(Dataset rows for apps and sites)
====================

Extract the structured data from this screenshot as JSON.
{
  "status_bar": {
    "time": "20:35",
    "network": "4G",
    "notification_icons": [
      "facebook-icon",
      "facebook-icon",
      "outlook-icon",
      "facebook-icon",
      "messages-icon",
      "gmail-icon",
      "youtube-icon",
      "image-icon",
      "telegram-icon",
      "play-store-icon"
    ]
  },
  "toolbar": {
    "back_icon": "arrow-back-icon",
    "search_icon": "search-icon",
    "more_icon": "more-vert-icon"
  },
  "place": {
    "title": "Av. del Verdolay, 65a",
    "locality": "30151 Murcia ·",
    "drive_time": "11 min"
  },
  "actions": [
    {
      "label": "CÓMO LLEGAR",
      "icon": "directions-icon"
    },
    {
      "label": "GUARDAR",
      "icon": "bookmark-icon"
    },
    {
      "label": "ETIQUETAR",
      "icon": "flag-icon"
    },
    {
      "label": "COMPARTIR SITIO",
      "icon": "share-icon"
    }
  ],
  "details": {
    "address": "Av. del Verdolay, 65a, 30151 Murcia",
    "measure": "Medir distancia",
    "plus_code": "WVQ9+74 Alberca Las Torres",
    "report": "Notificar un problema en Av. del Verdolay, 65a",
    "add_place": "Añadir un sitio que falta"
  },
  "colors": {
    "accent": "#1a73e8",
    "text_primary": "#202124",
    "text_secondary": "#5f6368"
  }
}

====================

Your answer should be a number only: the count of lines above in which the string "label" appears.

## Exercise answer
4